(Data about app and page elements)
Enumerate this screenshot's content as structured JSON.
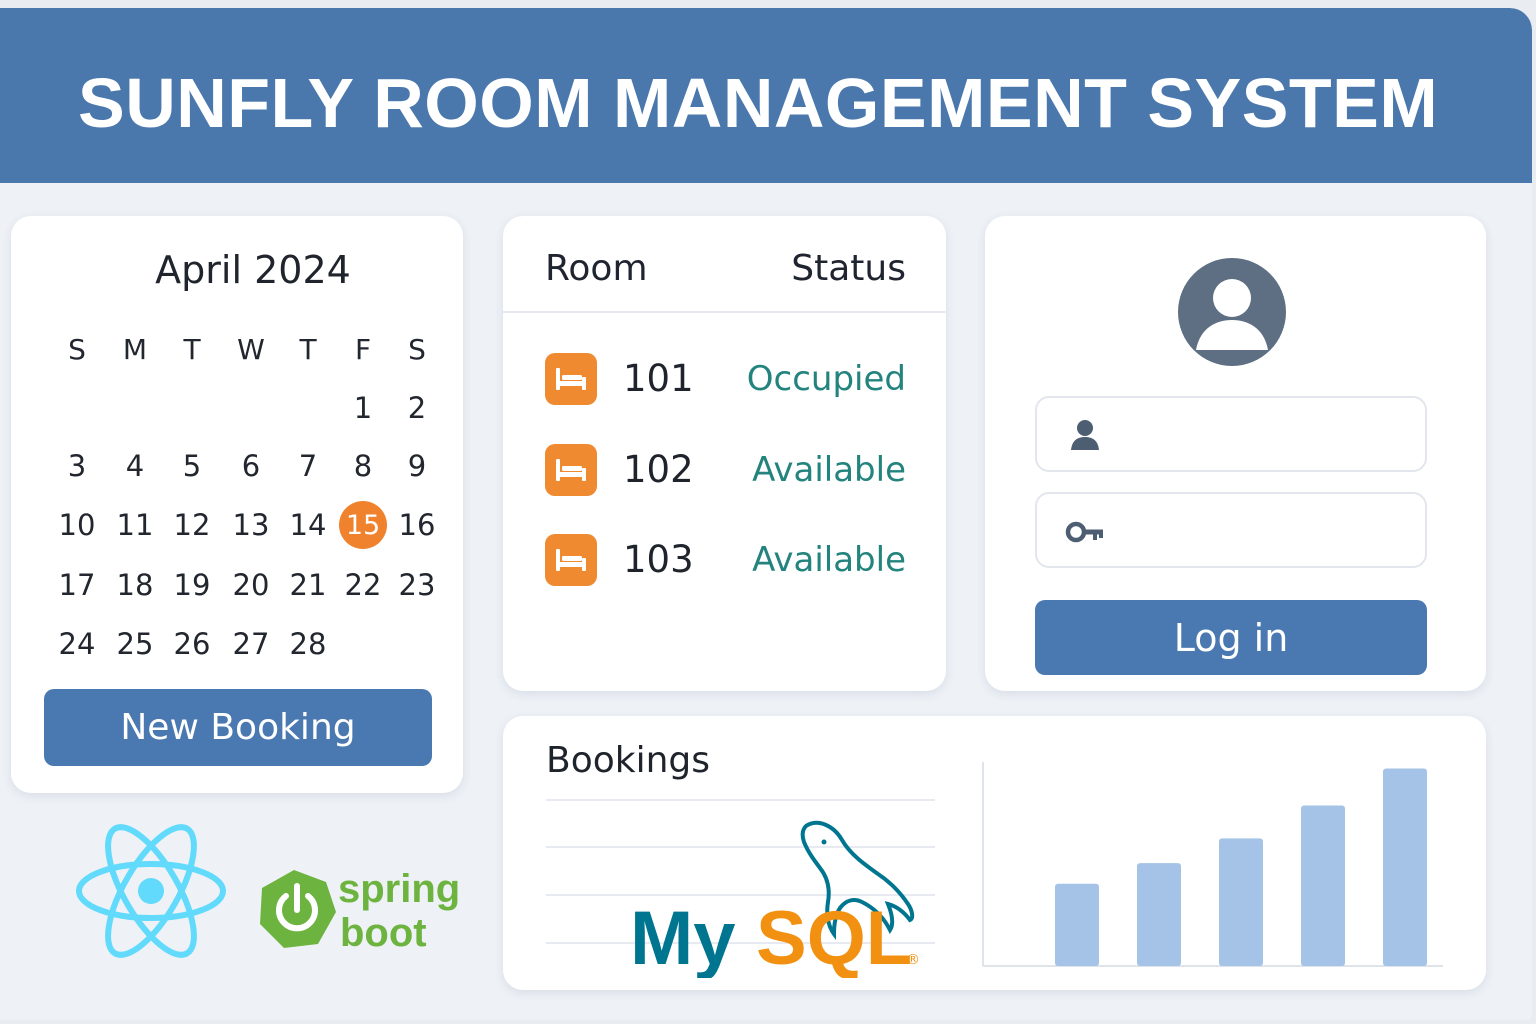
{
  "app": {
    "title": "SUNFLY ROOM MANAGEMENT SYSTEM"
  },
  "calendar": {
    "month_label": "April 2024",
    "weekdays": [
      "S",
      "M",
      "T",
      "W",
      "T",
      "F",
      "S"
    ],
    "first_weekday_index": 5,
    "days_in_month": 28,
    "selected_day": 15,
    "new_booking_label": "New Booking"
  },
  "rooms": {
    "header_room": "Room",
    "header_status": "Status",
    "items": [
      {
        "number": "101",
        "status": "Occupied",
        "icon": "bed-icon"
      },
      {
        "number": "102",
        "status": "Available",
        "icon": "bed-icon"
      },
      {
        "number": "103",
        "status": "Available",
        "icon": "bed-icon"
      }
    ]
  },
  "login": {
    "username_value": "",
    "password_value": "",
    "username_icon": "user-icon",
    "password_icon": "key-icon",
    "button_label": "Log in"
  },
  "bookings": {
    "title": "Bookings"
  },
  "chart_data": {
    "type": "bar",
    "values": [
      2.0,
      2.5,
      3.1,
      3.9,
      4.8
    ],
    "title": "",
    "xlabel": "",
    "ylabel": "",
    "ylim": [
      0,
      5.2
    ],
    "grid": false
  },
  "logos": {
    "react": "react-logo",
    "spring": {
      "line1": "spring",
      "line2": "boot"
    },
    "mysql": {
      "text_my": "My",
      "text_sql": "SQL",
      "mark": "®"
    }
  },
  "colors": {
    "header": "#4a78ad",
    "primary_button": "#4a78b0",
    "accent_orange": "#f0822d",
    "status_teal": "#23837d",
    "bar": "#a4c3e6",
    "spring_green": "#6db33f",
    "react_blue": "#61dafb",
    "mysql_blue": "#00758f",
    "mysql_orange": "#f29111"
  }
}
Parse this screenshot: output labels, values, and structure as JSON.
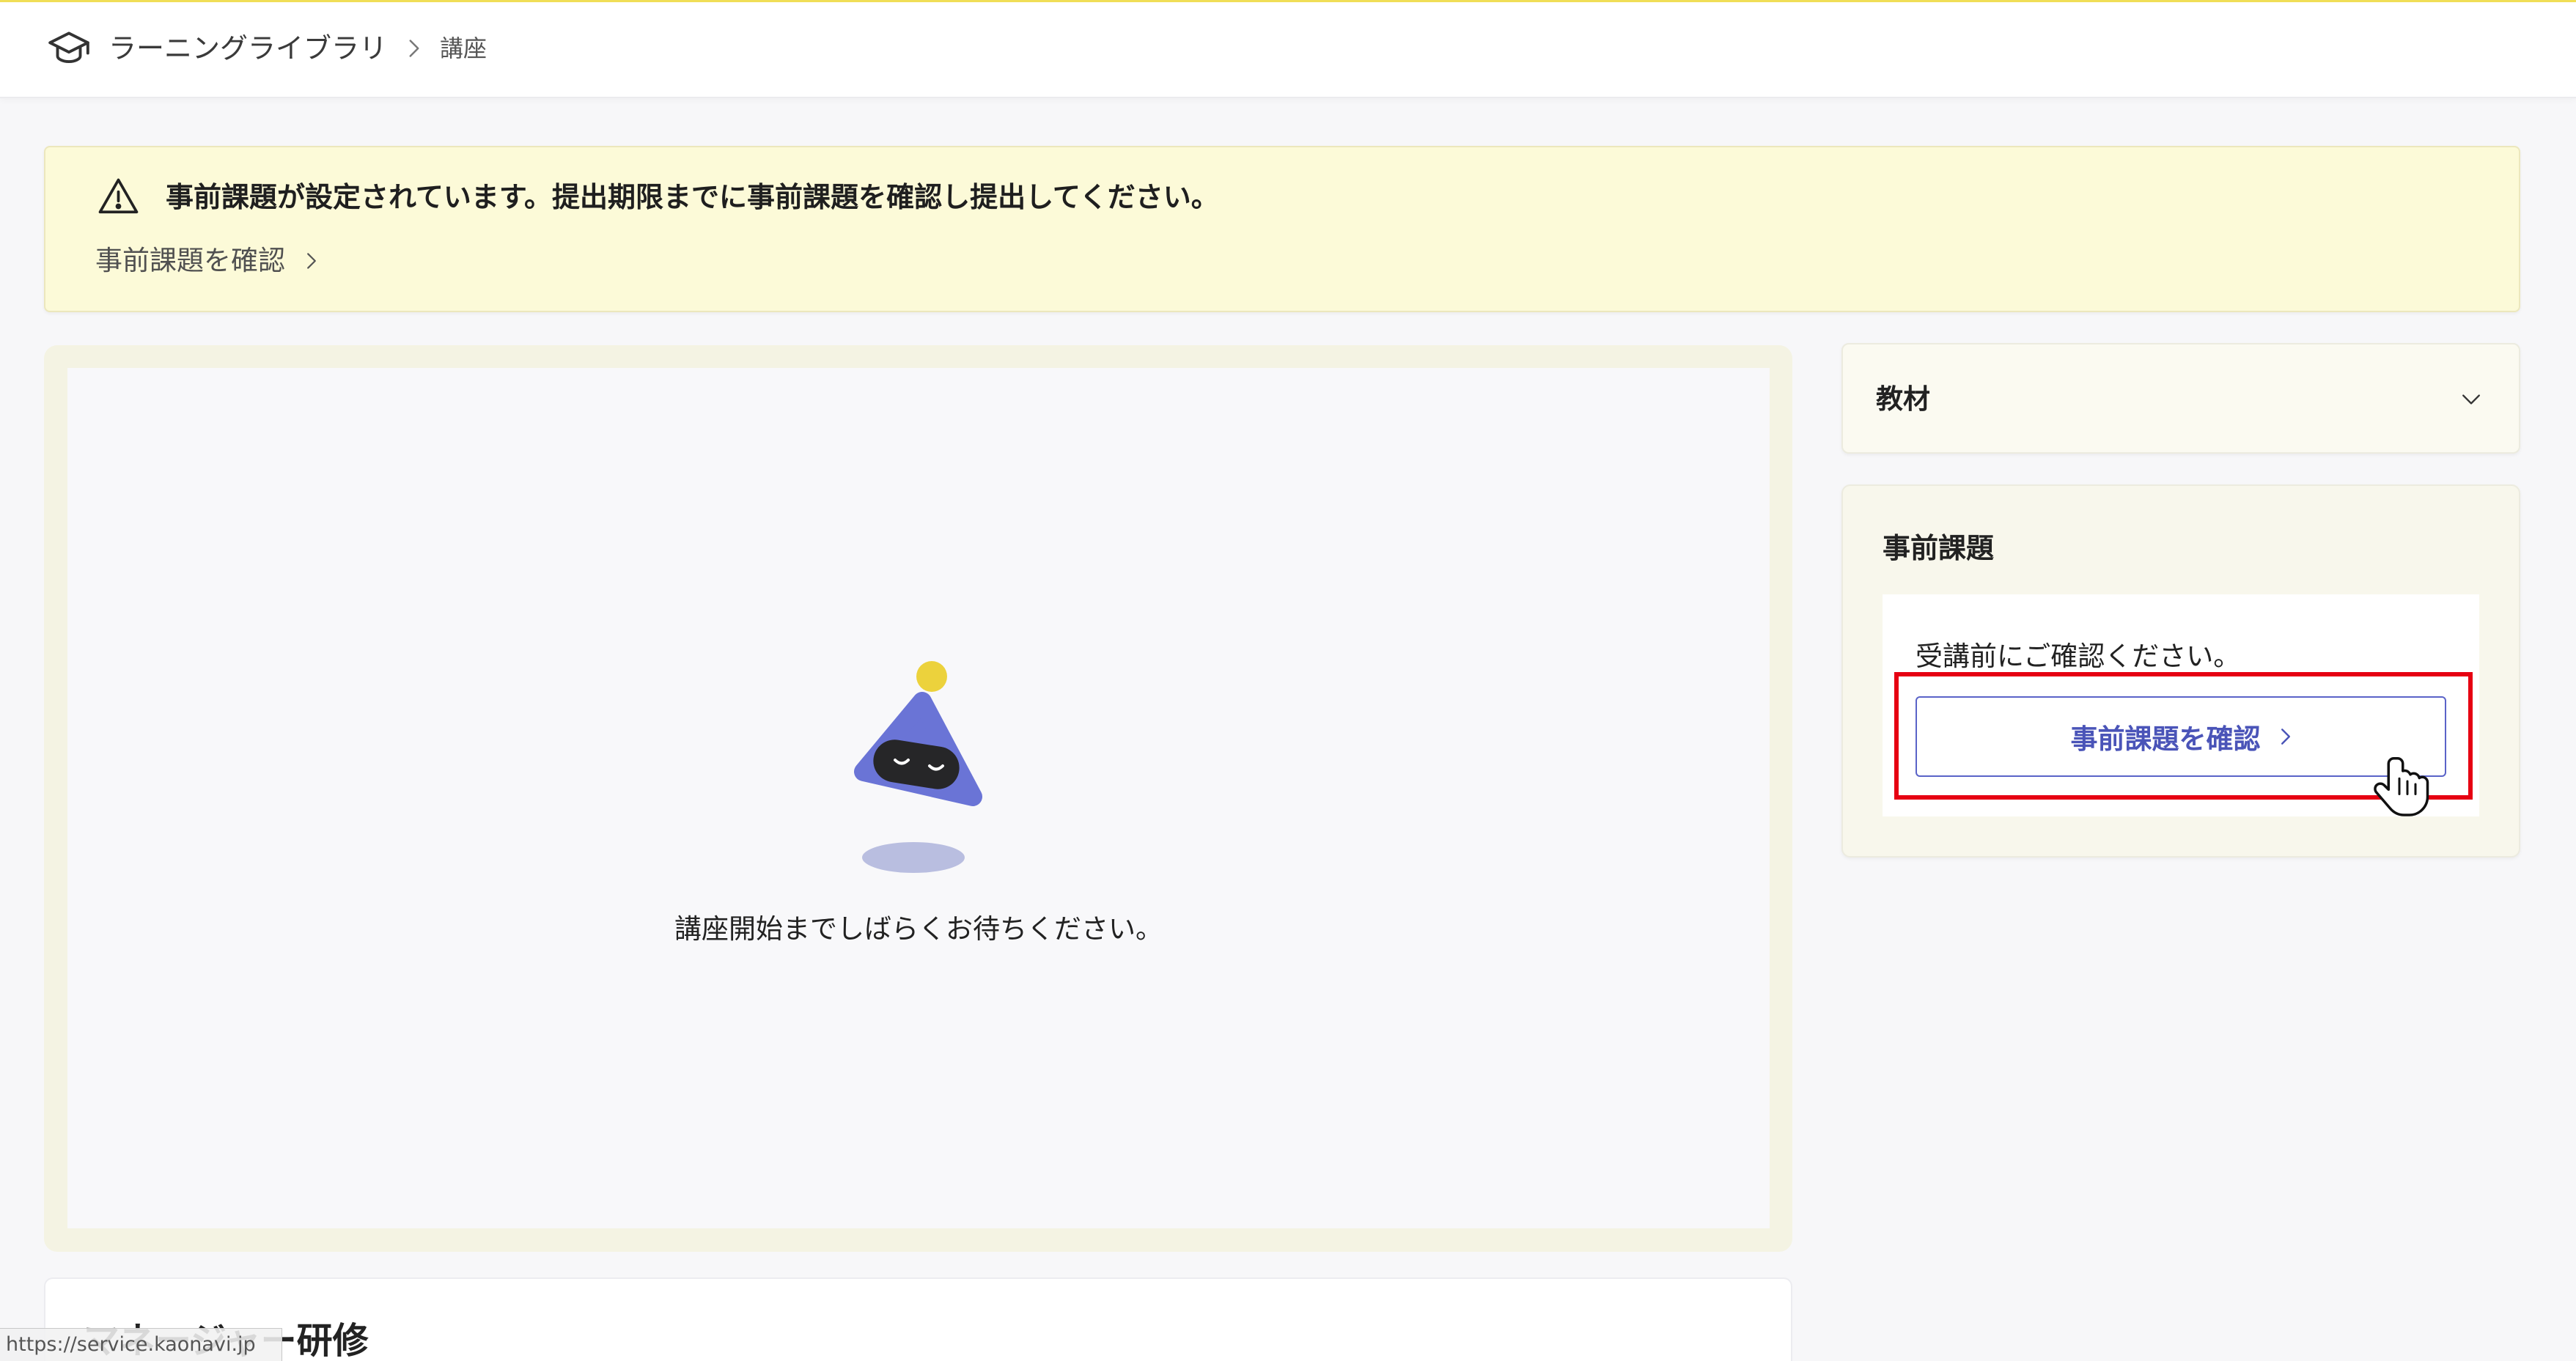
{
  "header": {
    "app_title": "ラーニングライブラリ",
    "current_page": "講座",
    "icons": {
      "logo": "graduation-cap-icon",
      "separator": "chevron-right-icon"
    }
  },
  "alert": {
    "message": "事前課題が設定されています。提出期限までに事前課題を確認し提出してください。",
    "link_label": "事前課題を確認",
    "icon": "warning-icon",
    "link_icon": "chevron-right-icon"
  },
  "player": {
    "waiting_message": "講座開始までしばらくお待ちください。",
    "illustration": "mascot-illustration"
  },
  "course": {
    "title": "マネージャー研修"
  },
  "sidebar": {
    "materials": {
      "title": "教材",
      "icon": "chevron-down-icon"
    },
    "pre_assignment": {
      "title": "事前課題",
      "note": "受講前にご確認ください。",
      "button_label": "事前課題を確認",
      "button_icon": "chevron-right-icon"
    }
  },
  "overlay": {
    "cursor": "hand-cursor-icon"
  },
  "status_bar": {
    "url": "https://service.kaonavi.jp"
  },
  "colors": {
    "accent_line": "#f0de57",
    "alert_background": "#fcfad8",
    "primary": "#4a54b8",
    "highlight": "#e60012",
    "mascot_body": "#6a74d6",
    "mascot_ball": "#ecd23c"
  }
}
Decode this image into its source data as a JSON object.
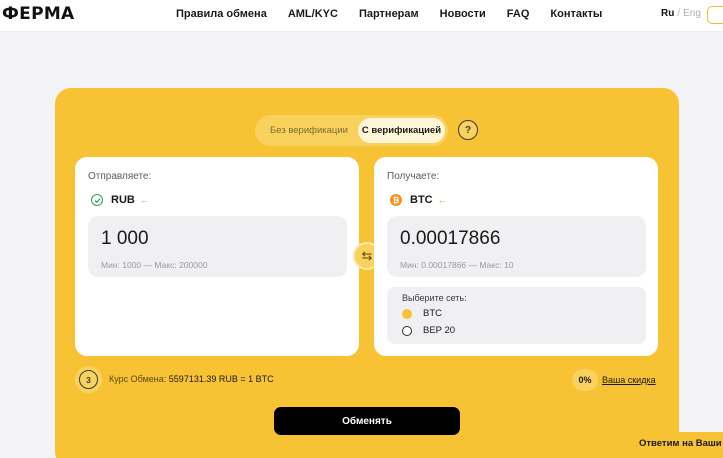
{
  "header": {
    "logo": "ФЕРМА",
    "nav": [
      "Правила обмена",
      "AML/KYC",
      "Партнерам",
      "Новости",
      "FAQ",
      "Контакты"
    ],
    "lang_ru": "Ru",
    "lang_sep": "/",
    "lang_en": "Eng"
  },
  "verification": {
    "without": "Без верификации",
    "with": "С верификацией",
    "help": "?"
  },
  "send": {
    "label": "Отправляете:",
    "currency": "RUB",
    "amount": "1 000",
    "limits": "Мин: 1000 — Макс: 200000"
  },
  "receive": {
    "label": "Получаете:",
    "currency": "BTC",
    "amount": "0.00017866",
    "limits": "Мин: 0.00017866 — Макс: 10",
    "network_title": "Выберите сеть:",
    "networks": [
      {
        "label": "BTC",
        "selected": true
      },
      {
        "label": "BEP 20",
        "selected": false
      }
    ]
  },
  "rate": {
    "countdown": "3",
    "label": "Курс Обмена:",
    "value": "5597131.39 RUB = 1 BTC"
  },
  "discount": {
    "percent": "0%",
    "link": "Ваша скидка"
  },
  "exchange_button": "Обменять",
  "chat_widget": "Ответим на Ваши вопросы",
  "colors": {
    "accent": "#f7c233",
    "button": "#000000",
    "rub_icon": "#2ea44f",
    "btc_icon": "#f7931a"
  },
  "icons": {
    "rub": "check-circle-icon",
    "btc": "bitcoin-icon",
    "swap": "swap-arrows-icon",
    "help": "question-circle-icon"
  }
}
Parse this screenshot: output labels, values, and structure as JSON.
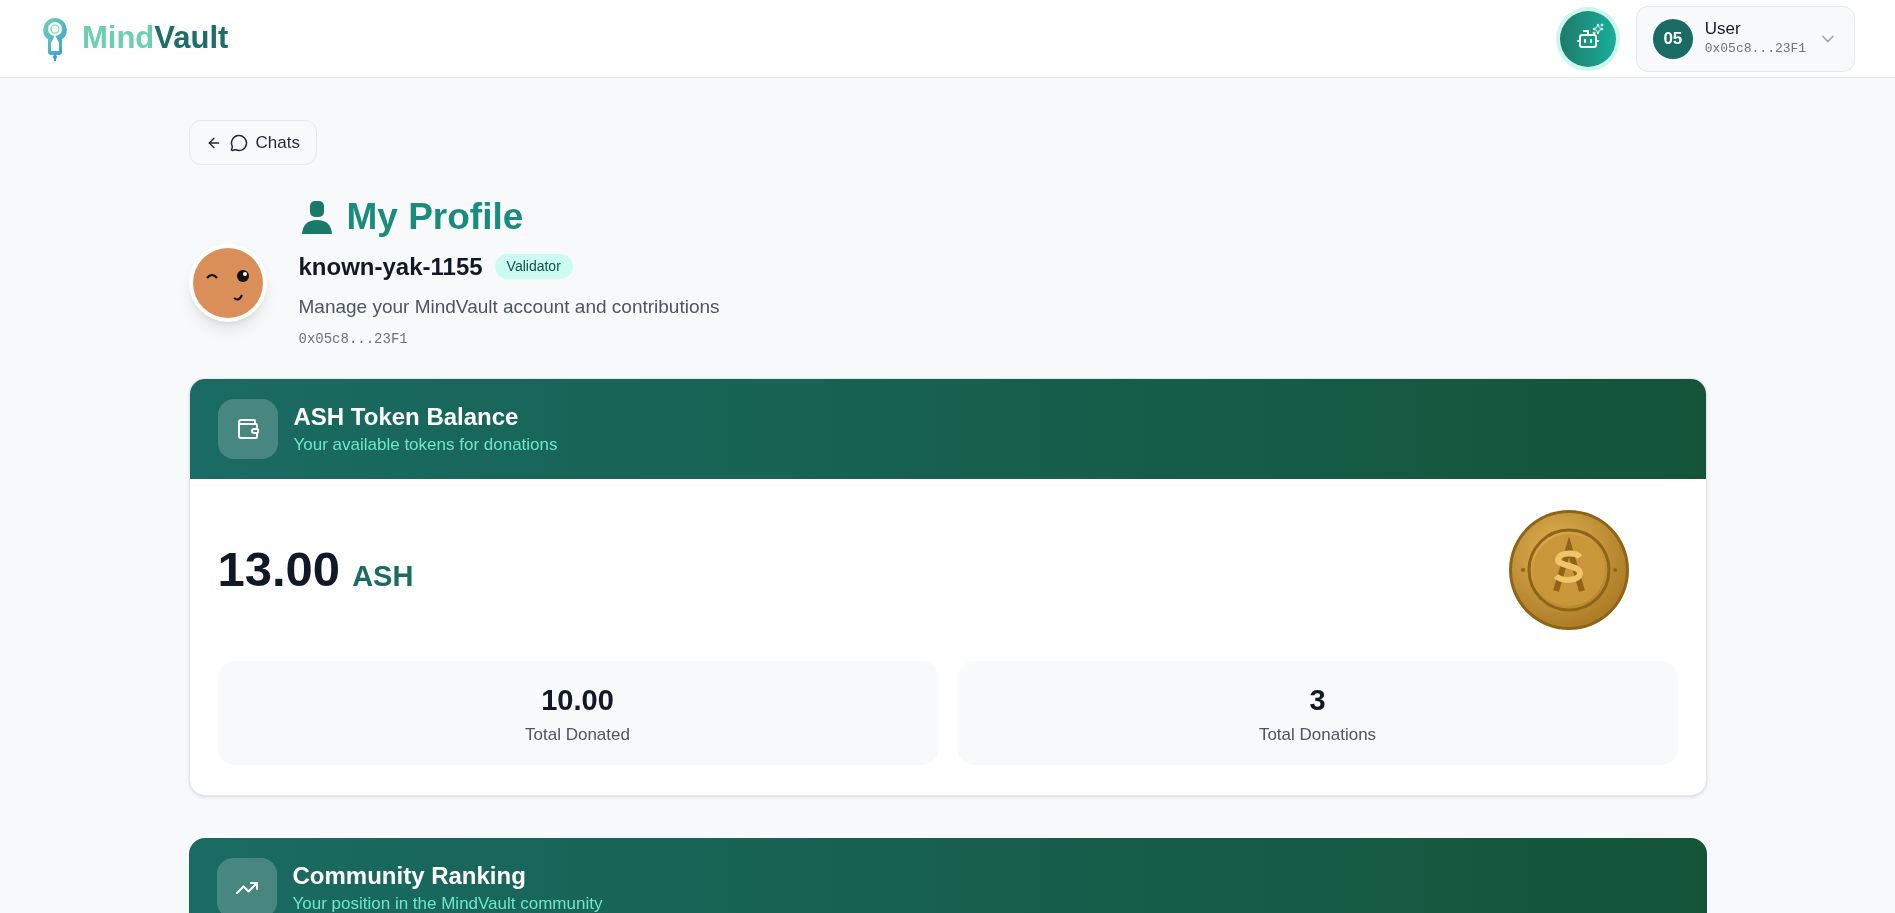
{
  "header": {
    "logo_text_1": "Mind",
    "logo_text_2": "Vault",
    "user_menu": {
      "initials": "05",
      "name": "User",
      "address": "0x05c8...23F1"
    }
  },
  "back_button": {
    "label": "Chats"
  },
  "profile": {
    "title": "My Profile",
    "username": "known-yak-1155",
    "role": "Validator",
    "description": "Manage your MindVault account and contributions",
    "address": "0x05c8...23F1"
  },
  "balance_card": {
    "title": "ASH Token Balance",
    "subtitle": "Your available tokens for donations",
    "amount": "13.00",
    "unit": "ASH",
    "stats": [
      {
        "value": "10.00",
        "label": "Total Donated"
      },
      {
        "value": "3",
        "label": "Total Donations"
      }
    ]
  },
  "ranking_card": {
    "title": "Community Ranking",
    "subtitle": "Your position in the MindVault community"
  }
}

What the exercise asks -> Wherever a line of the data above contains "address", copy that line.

Exercise answer ->
      "address": "0x05c8...23F1"
    "address": "0x05c8...23F1"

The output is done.